Mozilla Dials Back on Firefox Opportunistic Encryption
Mozilla issued the Firefox 37.0.1 update, which disables the opportunistic encryption feature that was just introduced in Firefox 37.Mozilla has had a change of heart regarding opportunistic encryption—for now. The company rolled out its open-source Firefox 37 Web browser on March 31, with one of the key new features being a capability known as opportunistic encryption. However, due to a security issue related to opportunistic encryption, Mozilla disabled the feature in the Firefox 37.0.1 update released April 3. The security issue is located in Mozilla's HTTP Alternative Services (Alt-Svc) implementation, which is connected to the opportunistic encryption capability. "If an Alt-Svc header is specified in the HTTP/2 response, Secure Sockets Layer (SSL) certificate verification can be bypassed for the specified alternate server," Mozilla warned in its security advisory. "As a result of this, warnings of invalid SSL certificates will not be displayed, and an attacker could potentially impersonate another site through a man-in-the-middle (MTIM), replacing the original certificate with their own." Opportunistic encryption is designed to encrypt potentially sensitive data that would otherwise have been sent unencrypted and in the clear. The opportunistic encryption capability makes use of the new HTTP/2 protocol, which is the next generation of the HTTP protocol that dominates the Web today.

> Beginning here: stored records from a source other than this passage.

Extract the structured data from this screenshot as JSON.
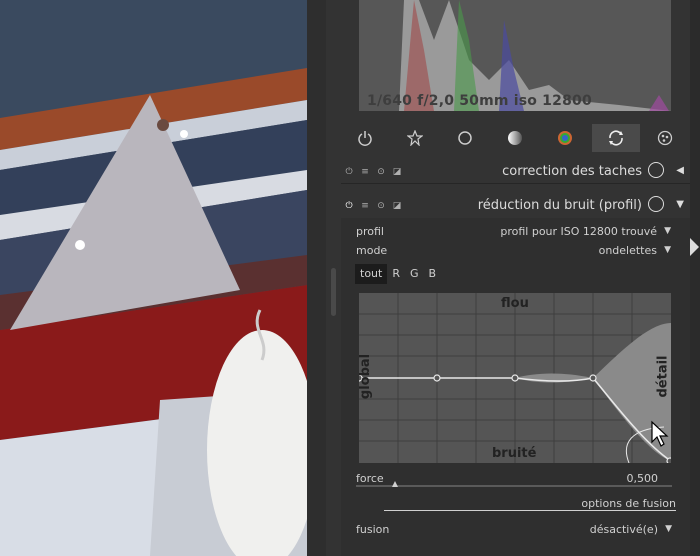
{
  "photo": {
    "description_icon": "photo-canvas"
  },
  "histogram": {
    "exif": "1/640 f/2,0 50mm iso 12800"
  },
  "module_groups": [
    {
      "icon": "power-icon"
    },
    {
      "icon": "star-icon"
    },
    {
      "icon": "circle-icon"
    },
    {
      "icon": "tone-icon"
    },
    {
      "icon": "color-icon"
    },
    {
      "icon": "correct-icon",
      "active": true
    },
    {
      "icon": "effect-icon"
    }
  ],
  "modules": {
    "spot": {
      "title": "correction des taches"
    },
    "denoise": {
      "title": "réduction du bruit (profil)",
      "profil_label": "profil",
      "profil_value": "profil pour ISO 12800 trouvé",
      "mode_label": "mode",
      "mode_value": "ondelettes",
      "channels": [
        "tout",
        "R",
        "G",
        "B"
      ],
      "graph_labels": {
        "top": "flou",
        "bottom": "bruité",
        "left": "global",
        "right": "détail"
      },
      "force_label": "force",
      "force_value": "0,500",
      "force_fraction": 0.12,
      "blend_options": "options de fusion",
      "fusion_label": "fusion",
      "fusion_value": "désactivé(e)"
    }
  },
  "colors": {
    "panel": "#333333",
    "histogram_bg": "#575757",
    "graph_bg": "#555555"
  }
}
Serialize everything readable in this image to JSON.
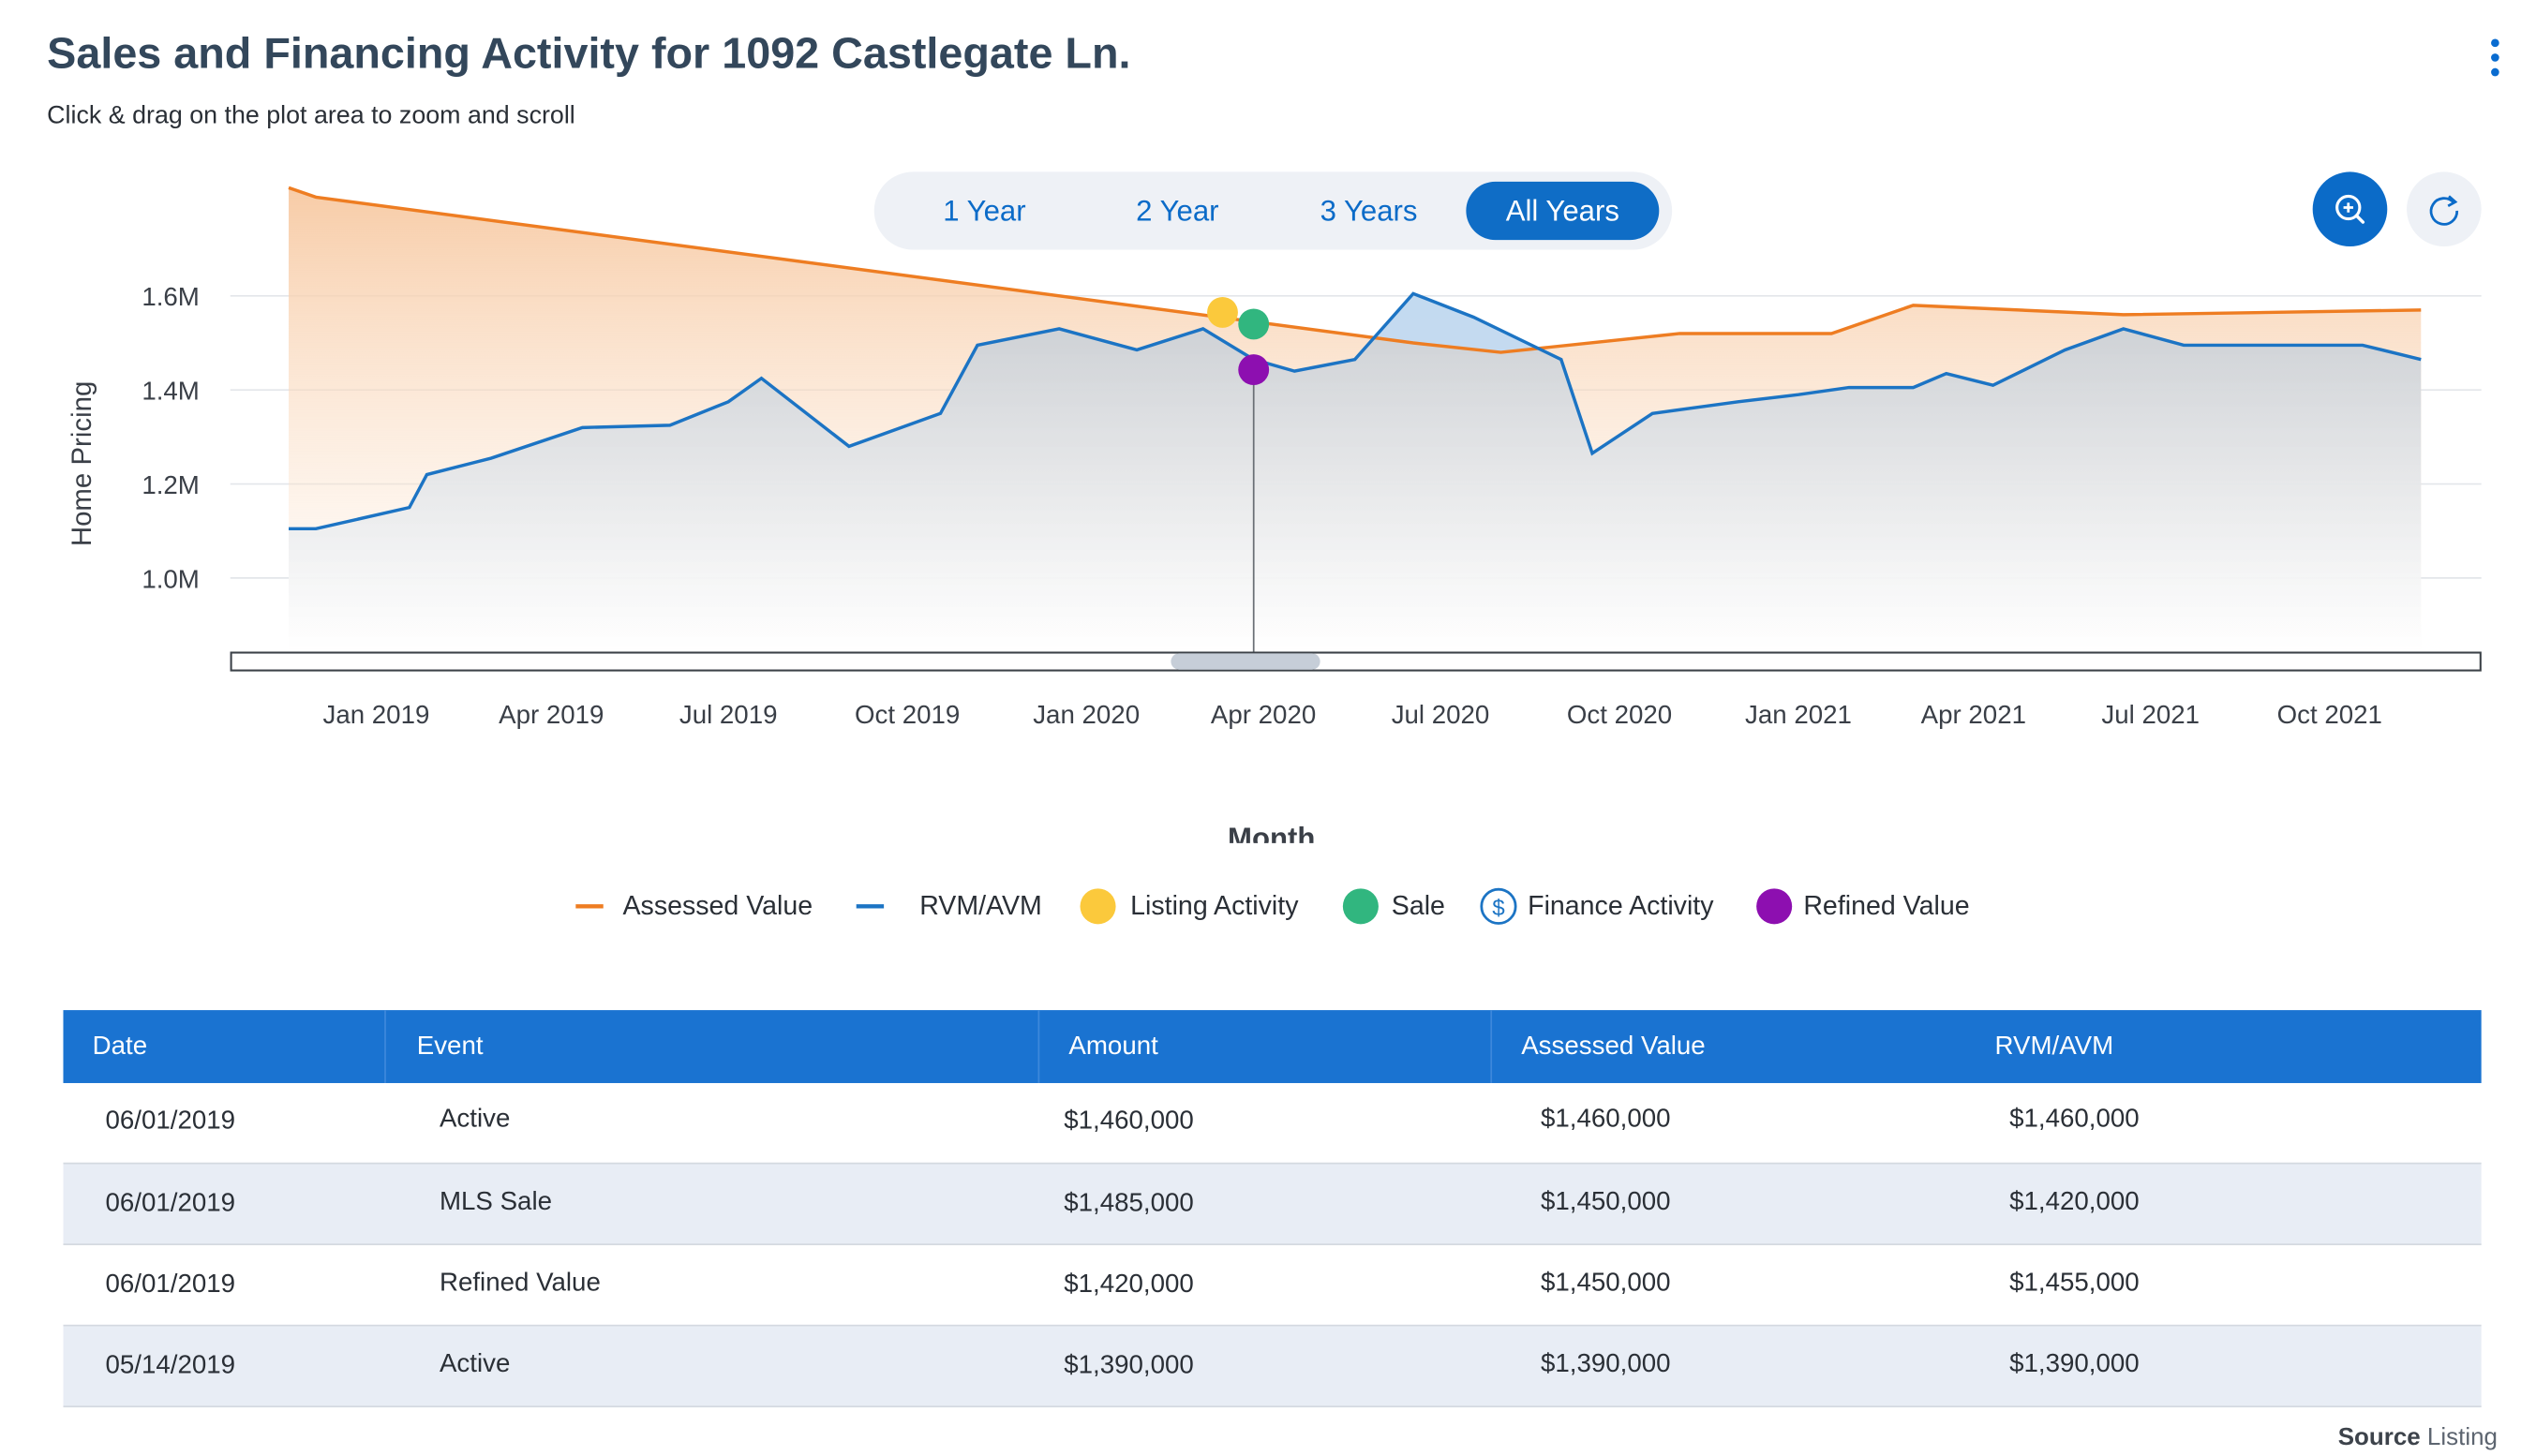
{
  "header": {
    "title": "Sales and Financing Activity for 1092 Castlegate Ln.",
    "subtitle": "Click & drag on the plot area to zoom and scroll",
    "menu_icon": "more-vertical-icon"
  },
  "range_buttons": [
    {
      "label": "1 Year",
      "active": false
    },
    {
      "label": "2 Year",
      "active": false
    },
    {
      "label": "3 Years",
      "active": false
    },
    {
      "label": "All Years",
      "active": true
    }
  ],
  "tools": {
    "zoom_icon": "zoom-in-icon",
    "reset_icon": "reset-icon"
  },
  "colors": {
    "assessed": "#ee7d22",
    "rvm": "#1c74c4",
    "listing": "#fbc93c",
    "sale": "#31b67f",
    "finance": "#1c74c4",
    "refined": "#8d0fb0",
    "table_header": "#1a73d1",
    "accent": "#0b6bc8"
  },
  "chart_data": {
    "type": "line",
    "xlabel": "Month",
    "ylabel": "Home Pricing",
    "x_ticks": [
      "Jan 2019",
      "Apr 2019",
      "Jul 2019",
      "Oct 2019",
      "Jan 2020",
      "Apr 2020",
      "Jul 2020",
      "Oct 2020",
      "Jan 2021",
      "Apr 2021",
      "Jul 2021",
      "Oct 2021"
    ],
    "y_ticks": [
      "1.0M",
      "1.2M",
      "1.4M",
      "1.6M"
    ],
    "y_tick_values": [
      1000000,
      1200000,
      1400000,
      1600000
    ],
    "ylim": [
      850000,
      1850000
    ],
    "xlim": [
      "2018-11-01",
      "2022-01-01"
    ],
    "grid": true,
    "series": [
      {
        "name": "Assessed Value",
        "x": [
          "2018-12-01",
          "2018-12-15",
          "2020-07-01",
          "2020-08-15",
          "2020-11-15",
          "2021-02-01",
          "2021-03-15",
          "2021-07-01",
          "2021-12-01"
        ],
        "values": [
          1830000,
          1810000,
          1500000,
          1480000,
          1520000,
          1520000,
          1580000,
          1560000,
          1570000
        ]
      },
      {
        "name": "RVM/AVM",
        "x": [
          "2018-12-01",
          "2018-12-15",
          "2019-02-01",
          "2019-02-10",
          "2019-03-15",
          "2019-05-01",
          "2019-06-15",
          "2019-07-15",
          "2019-08-01",
          "2019-09-15",
          "2019-11-01",
          "2019-11-20",
          "2020-01-01",
          "2020-02-10",
          "2020-03-15",
          "2020-04-10",
          "2020-05-01",
          "2020-06-01",
          "2020-07-01",
          "2020-08-01",
          "2020-09-15",
          "2020-10-01",
          "2020-11-01",
          "2020-12-15",
          "2021-01-15",
          "2021-02-10",
          "2021-03-15",
          "2021-04-01",
          "2021-04-25",
          "2021-06-01",
          "2021-07-01",
          "2021-08-01",
          "2021-11-01",
          "2021-12-01"
        ],
        "values": [
          1105000,
          1105000,
          1150000,
          1220000,
          1255000,
          1320000,
          1325000,
          1375000,
          1425000,
          1280000,
          1350000,
          1495000,
          1530000,
          1485000,
          1530000,
          1465000,
          1440000,
          1465000,
          1605000,
          1555000,
          1465000,
          1265000,
          1350000,
          1375000,
          1390000,
          1405000,
          1405000,
          1435000,
          1410000,
          1485000,
          1530000,
          1495000,
          1495000,
          1465000
        ]
      }
    ],
    "events": [
      {
        "name": "Listing Activity",
        "x": "2020-03-25",
        "y": 1565000
      },
      {
        "name": "Sale",
        "x": "2020-04-10",
        "y": 1540000
      },
      {
        "name": "Refined Value",
        "x": "2020-04-10",
        "y": 1443000
      }
    ],
    "crosshair_x": "2020-04-10",
    "legend": [
      "Assessed Value",
      "RVM/AVM",
      "Listing Activity",
      "Sale",
      "Finance Activity",
      "Refined Value"
    ],
    "legend_position": "bottom"
  },
  "table": {
    "headers": [
      "Date",
      "Event",
      "Amount",
      "Assessed Value",
      "RVM/AVM"
    ],
    "rows": [
      [
        "06/01/2019",
        "Active",
        "$1,460,000",
        "$1,460,000",
        "$1,460,000"
      ],
      [
        "06/01/2019",
        "MLS Sale",
        "$1,485,000",
        "$1,450,000",
        "$1,420,000"
      ],
      [
        "06/01/2019",
        "Refined Value",
        "$1,420,000",
        "$1,450,000",
        "$1,455,000"
      ],
      [
        "05/14/2019",
        "Active",
        "$1,390,000",
        "$1,390,000",
        "$1,390,000"
      ]
    ]
  },
  "footer": {
    "source_label": "Source",
    "source_value": "Listing"
  }
}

"Opportunistic encryption is a related but separate feature that depends on Alt-Svc," Chad Weiner, director of product management at Mozilla, told eWEEK. "Opportunistic encryption was disabled because of its use of Alt-Svc."